Yeah, I think that’s a good point, too. I definitely was super excited to have this huge metal release with a woman singing, and I felt very seen by that fact, too.

One of the reasons I make music [and] I started doing this type of stuff is when I heard the band that I had joined, Iwrestledabearonce. Because I had never heard a female vocalist that I felt—without ever meeting her or seeing what she looked like or anything; I could just tell by hearing her voice—I heard what I was trying to do in it, and it really excited me because I just hadn’t been exposed to anything like that.

Obviously, there are just so many women that we’ve built off the backs of… I’ve been doing this for over a decade, and I cannot express how much it has changed. I think that’s going to make it so that more people like me feel more—even though everyone should feel deserving—I think that they’ll feel more deserving of a seat at the table because it really has changed.

Read more: Bring Me The Horizon deliver raw and intimate set at LA’s Whisky a Go Go

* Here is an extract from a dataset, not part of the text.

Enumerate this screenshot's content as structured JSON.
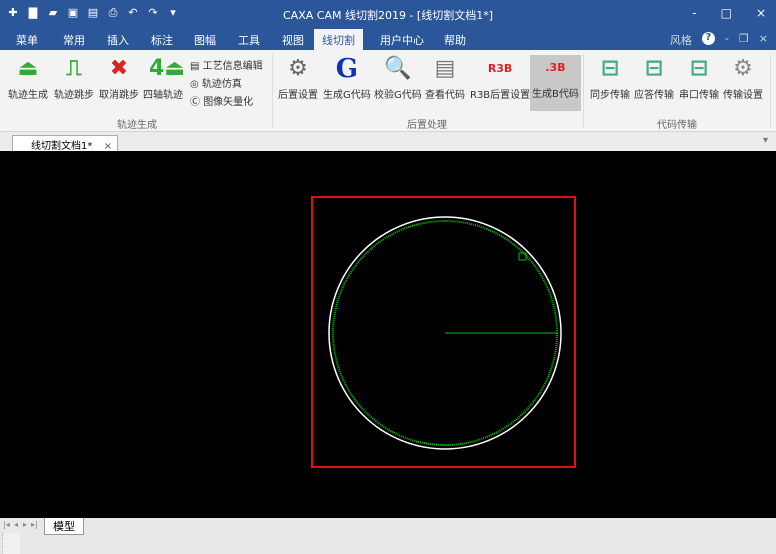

I’m shocked now, when someone says something really misogynistic or sexist to me, because I know people will always think that stuff. But the world has changed enough in a way where at least they’re starting to feel self-conscious. Then other people, even if they’re not of the same gender as me, they feel comfortable calling those people out, either educating them or defending, even if they’re a guy or they’re not female-presenting. They still feel passionate about it. So it’s been really cool.

I wanted to talk about what you were saying earlier about Michael’s songwriting because I do feel like your music is so emotive. The music itself is so intricate and layered, and then your voice is so emotional, too. It’s like you don’t even need lyrics. You could just listen to it and not pay attention to the lyrics and feel so strongly.

That’s how I write. I write the melody first, and then the lyrics just show themselves, like a puzzle, little by little. Because to me, the phonetics are so much more important than the actual lyric. The lyric needs to create itself around how something is phonetically pleasing. That’s how I like to write.

There’s a lot of emotion in it because I think that you’re hearing musicians that were so obsessed with being technically proficient that we all lost sight of everything good about playing music. We just got so caught up in “How novelty, heavy, crazy, shreddy can this be?” in our old music. I’m like, “Did I write a good song? Or did I just write a series of parts of a song that [are] strung together?” I think something clicked where Michael decided to focus all that energy that he had been focusing on being this guitar shredder into just creating good music.

I’m not competing with anything. We’re just supporting one another in the song, which I’ve never had before. I’ve always been in crazy noodling bands, with all this shit going on, and I’m just along for the ride.

You can read the full interview in issue 399, available here.